You can set up a WordPress website in any language you want – but you can’t inherently set it up in more than one at a time. This is surprising at first, since WordPress is certainly one of the largest international open source communities and the need for multilingualism is very high. Basically, you can say: The core developers know that there is a great desire on the part of the community for this feature. Therefore, multilingualism is also on the agenda, but a start of implementation is only to be expected in a few years. The reasons for this are manifold, but can be derived from the philosophy of the WordPress project.
WordPress setup should take only 5 minutes
Out of the Box
Multilingualism would noticeably increase complexity, not only for the user, but also for all developers. If multilingualism were part of the core, a large part of the available plugins and themes would probably have to be adapted.
WordPress should remain simple, additional functions within the core should therefore not make the installation, maintenance or use of a WordPress website more difficult, but rather easier. Building complexity is easy, reducing it again afterwards is difficult.
The concept behind multilingualism is therefore more important here than the subsequent implementation.
Multilingualism SHOULD be technically simple
Design for the Majority
It is noticeable that multi-lang plugins are either usually insufficient for a project or greatly increase the complexity.
This is perfectly fine with plugins, because you simply choose the one that is ideal for the project or develop a custom one.
Multilingualism as part of the core would have to manage the feat of not increasing complexity as much as possible, mapping basic functionality that could, however, be easily extended by standards via plugins – and giving the user the feeling that all these problems can be of no concern to him.
Decisions for millions of websites
Decisions before Options
WordPress isn’t looking for the next best thing – a feature in WordPress Core needs to be useful for not just thousands, but millions of websites.
Traditionally, new features in WordPress are discussed for months – sometimes even years – in public discussions, multiple concepts are created by volunteers and reviewed by independents. This even applies to bugs. The goal: A change in the core must be sustainable.
Implementing a concept that has not been thought through to the end is more dangerous for the project than taking more time to find the best solution.
Why usability is more important than multilingualism
Clean & Lean
Many websites get by without multilingualism in Core, but each benefits from a good editor – and that’s where the Core team is currently focused.

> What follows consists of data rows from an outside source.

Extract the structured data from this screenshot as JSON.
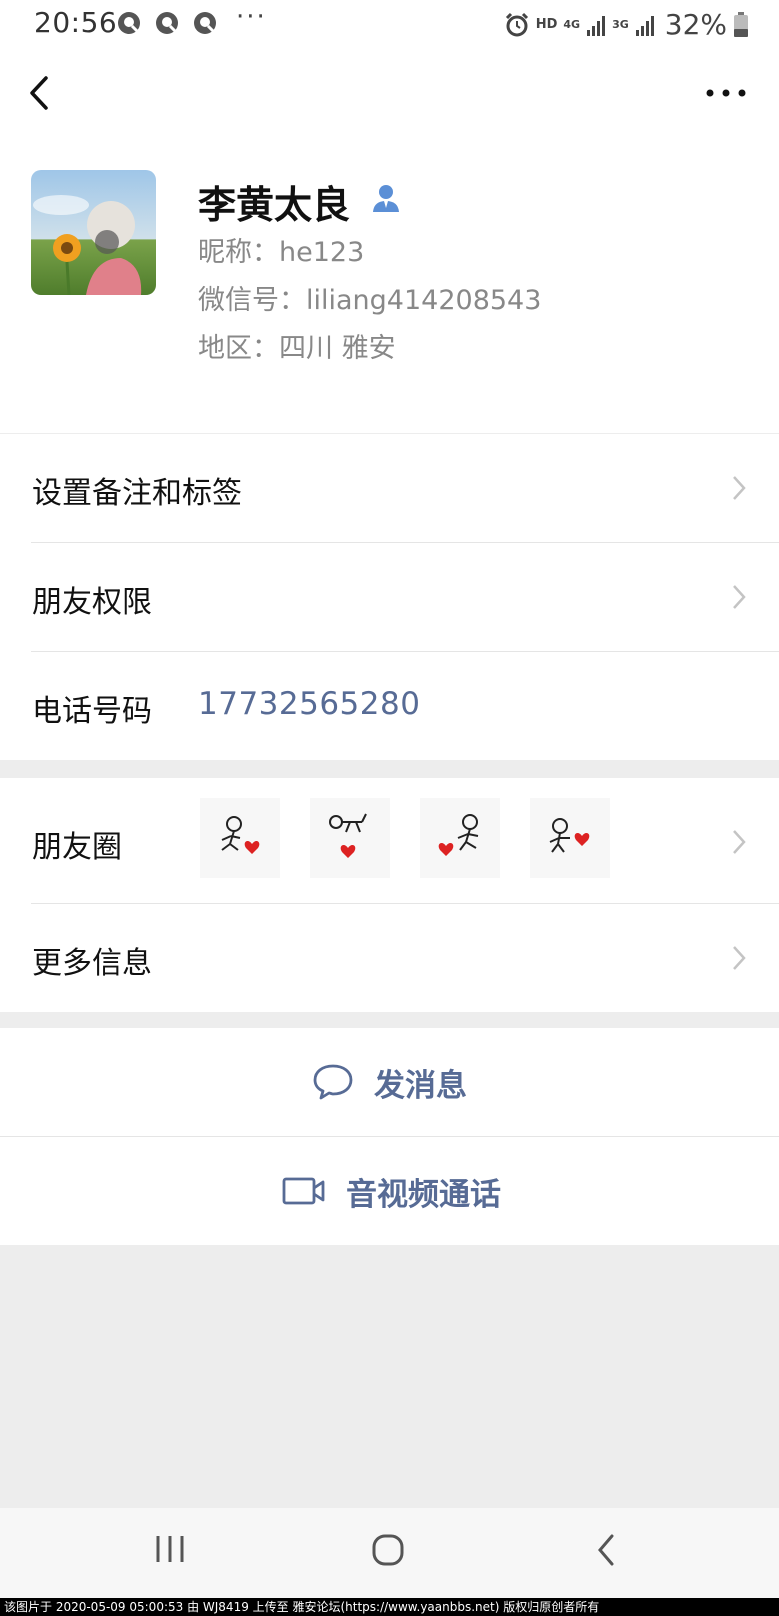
{
  "status_bar": {
    "time": "20:56",
    "hd": "HD",
    "net1": "4G",
    "net2": "3G",
    "battery": "32%"
  },
  "profile": {
    "name": "李黄太良",
    "nickname": "昵称：he123",
    "wechat_id": "微信号：liliang414208543",
    "region": "地区：四川  雅安"
  },
  "rows": {
    "remark": "设置备注和标签",
    "permissions": "朋友权限",
    "phone_label": "电话号码",
    "phone_value": "17732565280",
    "moments": "朋友圈",
    "more_info": "更多信息"
  },
  "actions": {
    "message": "发消息",
    "call": "音视频通话"
  },
  "watermark": "该图片于 2020-05-09 05:00:53 由 WJ8419 上传至 雅安论坛(https://www.yaanbbs.net) 版权归原创者所有",
  "colors": {
    "link": "#576b95",
    "background": "#ededed"
  }
}
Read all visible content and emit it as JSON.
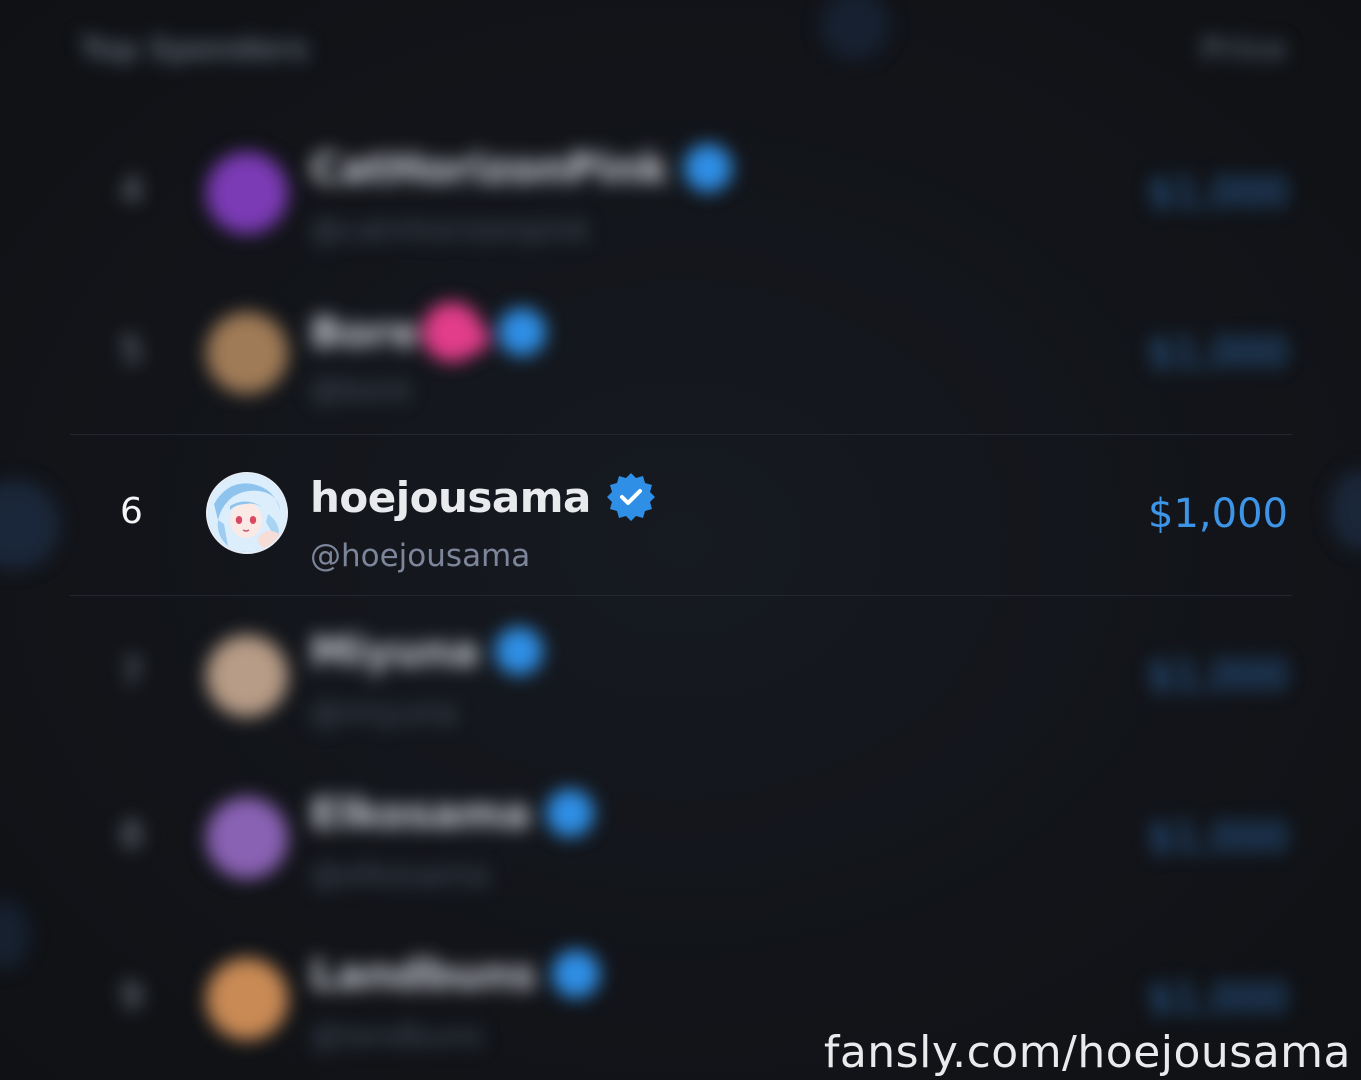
{
  "header": {
    "title": "Top Spenders",
    "right_label": "Price"
  },
  "rows": [
    {
      "rank": "4",
      "name": "CatHorizonPink",
      "handle": "@catnhorizonpink",
      "amount": "$1,000",
      "avatar_color": "#7b3bb5",
      "blurred": true
    },
    {
      "rank": "5",
      "name": "Bore",
      "handle": "@bore",
      "amount": "$1,000",
      "avatar_color": "#a07b57",
      "blurred": true
    },
    {
      "rank": "6",
      "name": "hoejousama",
      "handle": "@hoejousama",
      "amount": "$1,000",
      "avatar_color": "#a9d4f2",
      "blurred": false
    },
    {
      "rank": "7",
      "name": "Miyuna",
      "handle": "@miyuna",
      "amount": "$1,000",
      "avatar_color": "#b79c87",
      "blurred": true
    },
    {
      "rank": "8",
      "name": "Elkosama",
      "handle": "@elkosama",
      "amount": "$1,000",
      "avatar_color": "#8a62b4",
      "blurred": true
    },
    {
      "rank": "9",
      "name": "Landbuns",
      "handle": "@landbuns",
      "amount": "$1,000",
      "avatar_color": "#c98a55",
      "blurred": true
    }
  ],
  "watermark": "fansly.com/hoejousama",
  "colors": {
    "accent": "#3d95e8",
    "verified_badge": "#2f8fe6",
    "background": "#131519"
  },
  "icons": {
    "verified": "verified-check-icon",
    "lock": "lock-icon"
  }
}
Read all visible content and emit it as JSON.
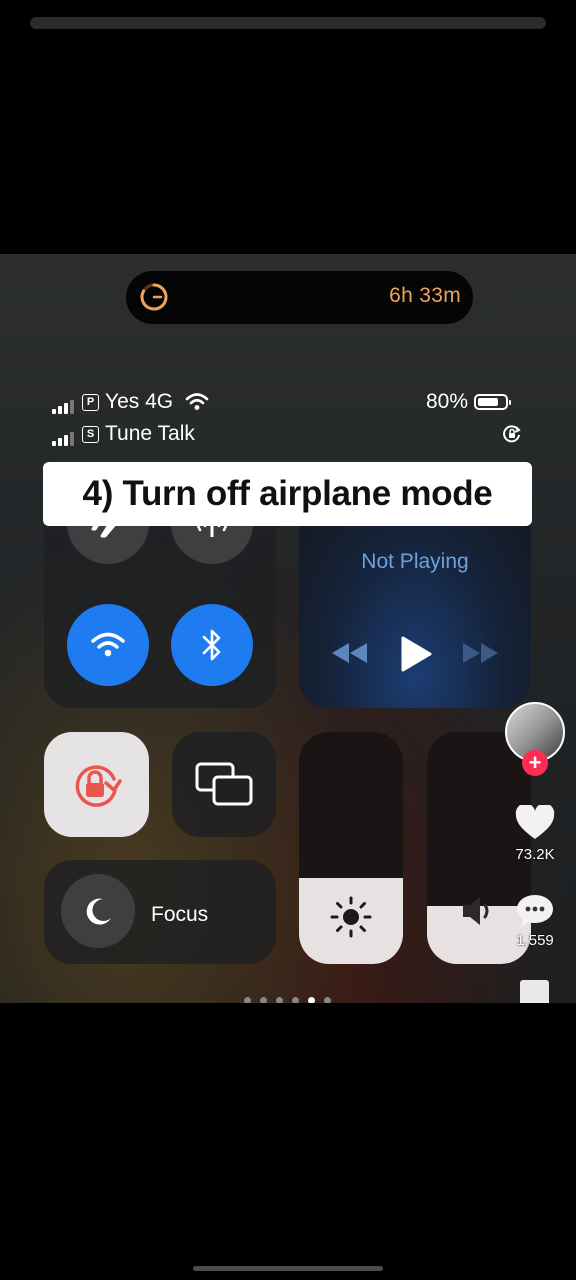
{
  "island": {
    "timer": "6h 33m"
  },
  "status": {
    "carrier1": "Yes 4G",
    "carrier1_badge": "P",
    "carrier2": "Tune Talk",
    "carrier2_badge": "S",
    "battery": "80%",
    "battery_level": 0.8
  },
  "caption": "4) Turn off airplane mode",
  "control_center": {
    "airplane_mode": false,
    "cellular_data": false,
    "wifi": true,
    "bluetooth": true,
    "now_playing": "Not Playing",
    "orientation_lock": true,
    "focus_label": "Focus",
    "brightness_level": 0.37,
    "volume_level": 0.25,
    "page_dots": 6,
    "active_page": 5
  },
  "sidebar": {
    "likes": "73.2K",
    "comments": "1,559"
  },
  "colors": {
    "accent_blue": "#1f7cf0",
    "timer_orange": "#f0a25a",
    "tiktok_red": "#fe2c55"
  }
}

The Block Editor (Gutenberg) solves one of the biggest problems in WordPress: a standard for the design of content and later also for entire websites (full site editing). Gutenberg’s possibilities are actually so far-reaching that this is a real game changer in website creation.
According to WordPress’ 80% principle, a new feature has to make sense to at least 80% of WordPress users, otherwise it shouldn’t be part of Core – the Block Editor has simply cut out multilingualism.
In the next few years, new features will be created primarily in connection with Gutenberg, so that hardly any resources remain for the development of multilingualism in the core.
Multilingualism in the core is coming – at some point.
There is probably no more important site for WordPress agencies and developers than the WordPress Roadmap. It is comparatively short and general, but the points listed there usually lead to a disruptive change in the WordPress ecosystem.
With the introduction of Gutenberg, the business model of all pagebuilders, such as Elementor, Divi or Avada, was suddenly called into question. Internationally successful companies and their technology are struggling to find a new perspective, because the WordPress Core with the Block Editor perspective offers a technologically superior solution – free, for everyone.
Native support for multilingualism is already planned in WordPress’ long-term roadmap.
Already included in WordPress, with continuous improvements.
Everything is a Block
Full frontend editing. Introducing block patterns. Introduce block list views. Fully block-based themes.
Prio # 3
Collaboratively author content in an intuitive way – similar to Google Docs, etc.
Prio # 4
Introducing native support for multiple languages in WordPress, without the need for plugins.
In summary, why WordPress is currently not inherently multi-long capable:
- There is no final concept yet
- The block editor (Gutenberg) was more urgent and is more important.
- Multilingualism must complement the standard of the Block Editor meaningfully within the WordPress Core
- The status quo is reliably covered by plugins, as part of the core it must offer added value for 80% of all users.
If you (have) a website built today, the next articles in this series will give you a recommendation for today and the next time. In the long run, WordPress will implement multilingualism as part of the core – and possibly make some multi lang plugin obsolete.
With a little luck, you have decided on a solution that quickly establishes compatibility with the new WordPress standards, migrates obsolete solutions to the new standard and provides meaningful additions.
The WordPress multi-lang plugin, which we trust to do this feat, we will present from June 16 in the third article of this series. But before that, in the second part, we give an overview of a selection of different concepts and solutions that the market provides.
This series of articles gives an overview of the current possibilities, advantages and disadvantages as well as an outlook on the future.